## TASK PROMPT
Below are records; report the number of lines in them that include the word "TheBottleneck", with no other text.

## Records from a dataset
★ ★ ★ ★ ★
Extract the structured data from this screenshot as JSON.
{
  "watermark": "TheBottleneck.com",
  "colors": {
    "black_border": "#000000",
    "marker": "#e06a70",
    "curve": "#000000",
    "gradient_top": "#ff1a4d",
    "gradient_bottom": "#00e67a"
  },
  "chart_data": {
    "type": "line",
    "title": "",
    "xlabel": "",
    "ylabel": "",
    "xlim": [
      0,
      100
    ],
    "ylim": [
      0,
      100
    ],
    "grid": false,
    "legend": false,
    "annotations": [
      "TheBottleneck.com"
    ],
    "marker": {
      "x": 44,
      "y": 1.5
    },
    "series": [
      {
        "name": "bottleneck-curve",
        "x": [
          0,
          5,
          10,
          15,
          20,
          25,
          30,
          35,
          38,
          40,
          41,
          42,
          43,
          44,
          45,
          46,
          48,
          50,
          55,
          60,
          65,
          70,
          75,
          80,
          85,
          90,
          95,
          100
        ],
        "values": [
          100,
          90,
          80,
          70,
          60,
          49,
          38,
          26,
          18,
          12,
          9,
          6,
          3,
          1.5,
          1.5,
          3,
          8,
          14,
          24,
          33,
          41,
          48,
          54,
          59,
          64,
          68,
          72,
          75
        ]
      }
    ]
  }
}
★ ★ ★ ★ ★
## EXERCISE RESPONSE
2